* **EXERCISE INPUT**
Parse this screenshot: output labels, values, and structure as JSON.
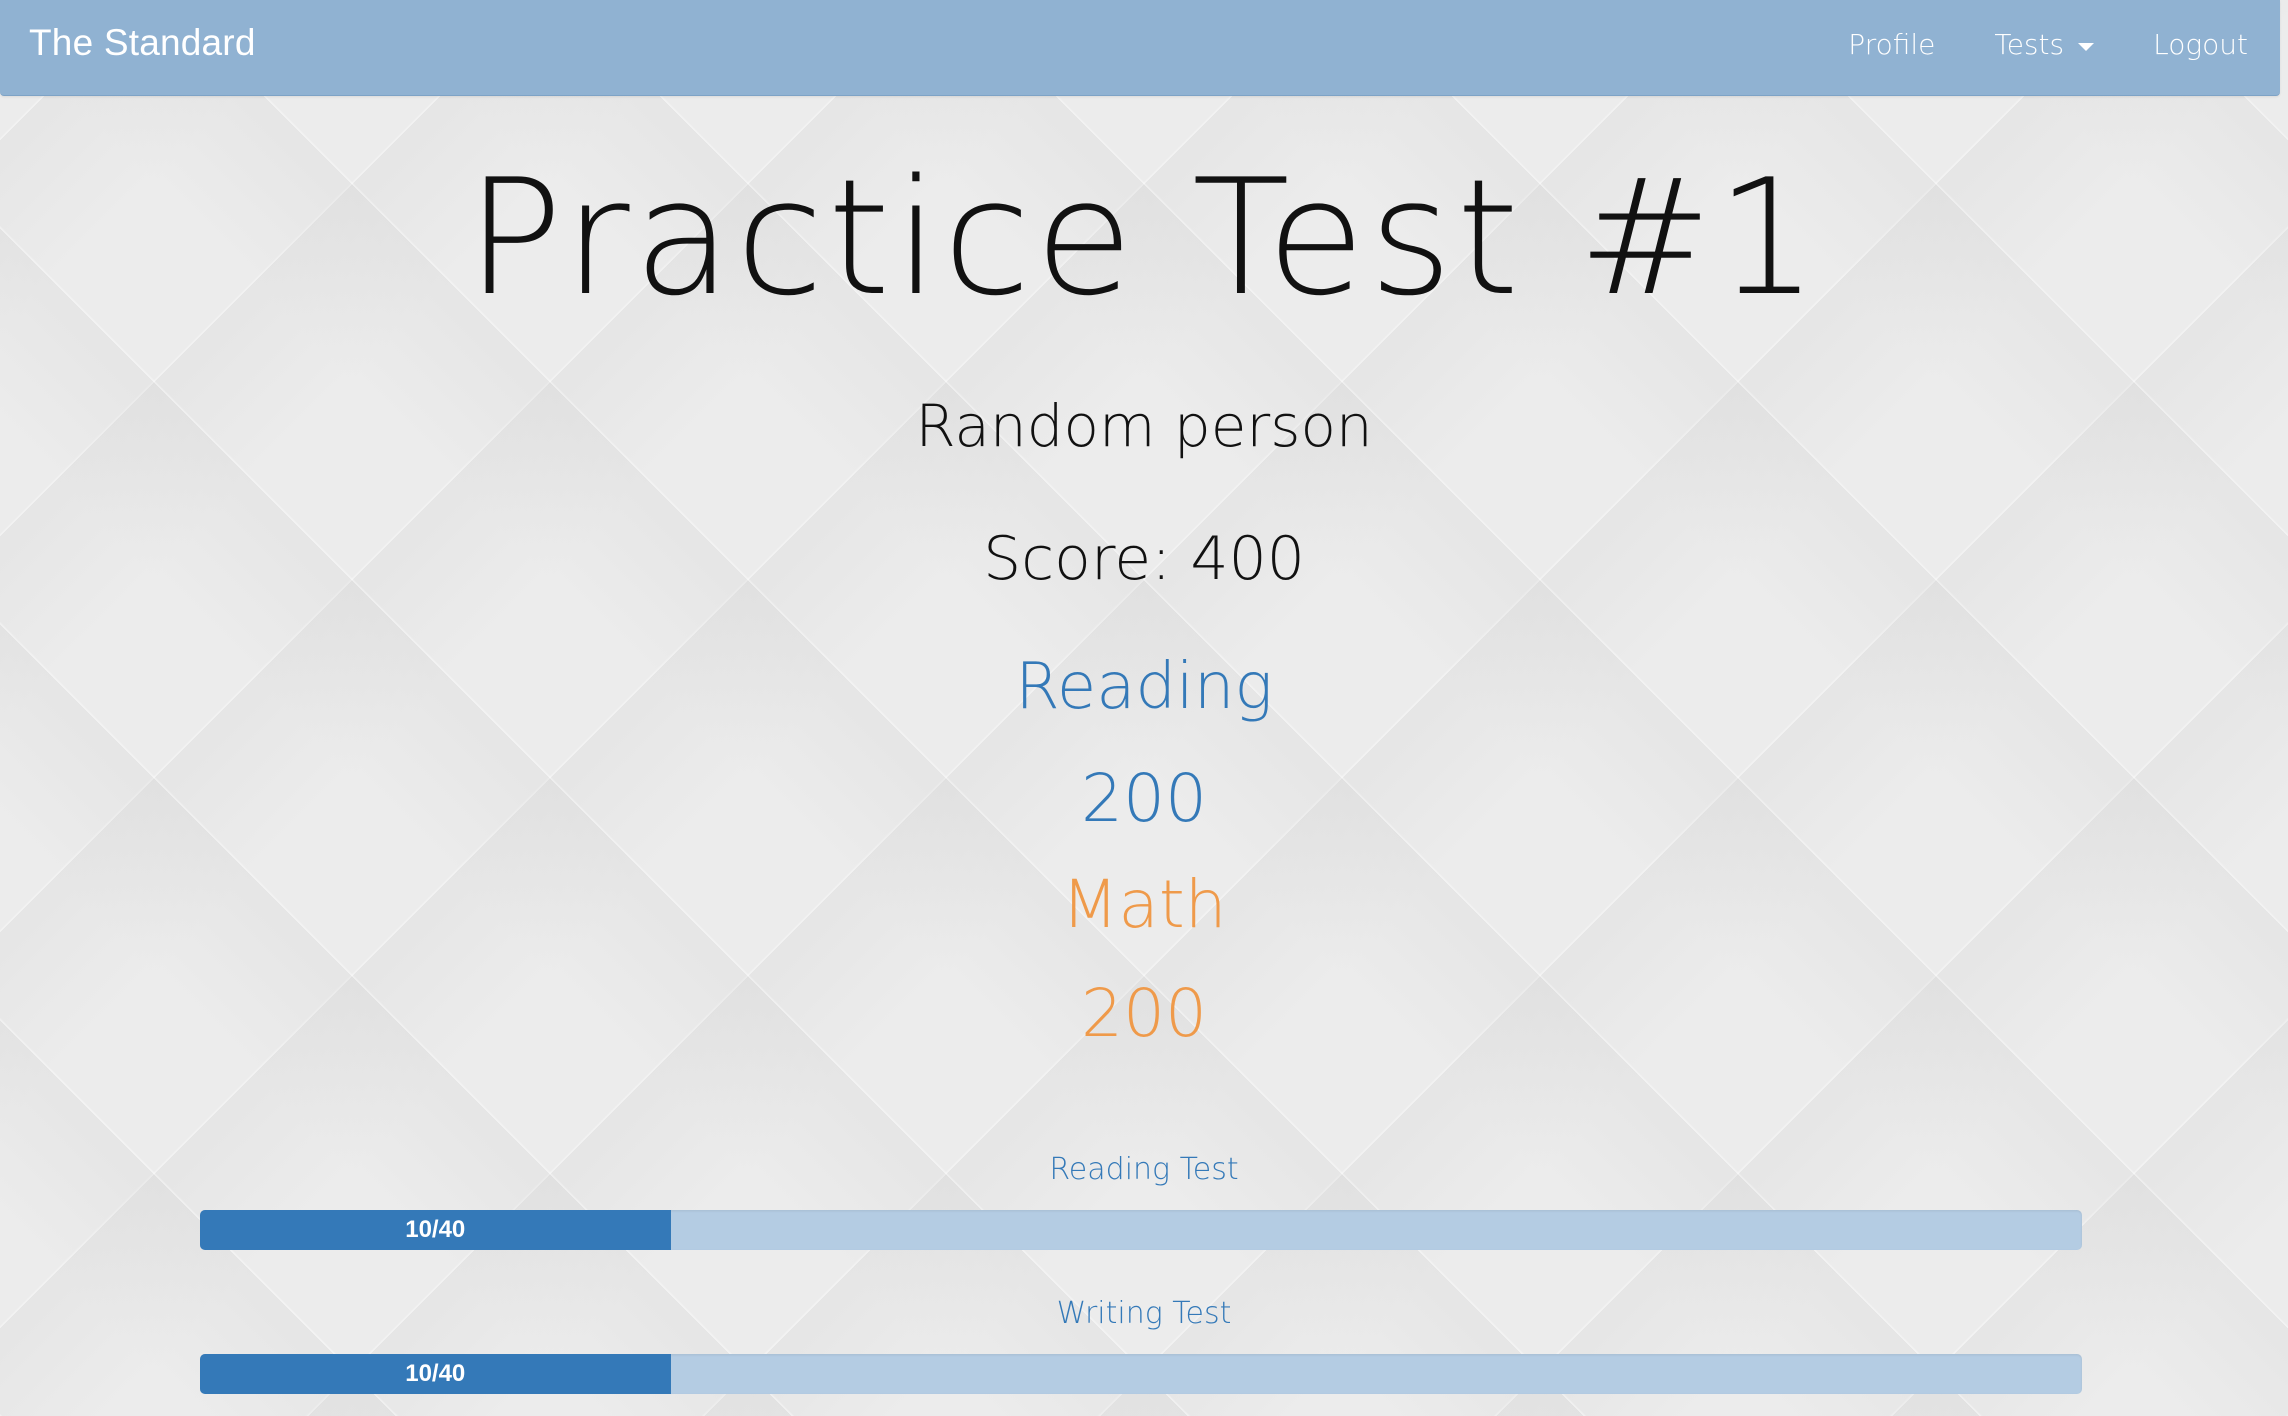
{
  "nav": {
    "brand": "The Standard",
    "profile": "Profile",
    "tests": "Tests",
    "logout": "Logout"
  },
  "main": {
    "title": "Practice Test #1",
    "person": "Random person",
    "score": "Score: 400",
    "reading": {
      "label": "Reading",
      "score": "200"
    },
    "math": {
      "label": "Math",
      "score": "200"
    }
  },
  "progress": [
    {
      "label": "Reading Test",
      "text": "10/40",
      "fraction": 0.25
    },
    {
      "label": "Writing Test",
      "text": "10/40",
      "fraction": 0.25
    }
  ],
  "colors": {
    "navbar": "#90b2d2",
    "reading": "#3479b8",
    "math": "#ef9a4a",
    "progress_track": "#b4cce3"
  }
}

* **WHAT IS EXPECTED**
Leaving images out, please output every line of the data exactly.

* **EXERCISE RESPONSE**
Parse this screenshot: output labels, values, and structure as JSON.
{
  "nav": {
    "brand": "The Standard",
    "profile": "Profile",
    "tests": "Tests",
    "logout": "Logout"
  },
  "main": {
    "title": "Practice Test #1",
    "person": "Random person",
    "score": "Score: 400",
    "reading": {
      "label": "Reading",
      "score": "200"
    },
    "math": {
      "label": "Math",
      "score": "200"
    }
  },
  "progress": [
    {
      "label": "Reading Test",
      "text": "10/40",
      "fraction": 0.25
    },
    {
      "label": "Writing Test",
      "text": "10/40",
      "fraction": 0.25
    }
  ],
  "colors": {
    "navbar": "#90b2d2",
    "reading": "#3479b8",
    "math": "#ef9a4a",
    "progress_track": "#b4cce3"
  }
}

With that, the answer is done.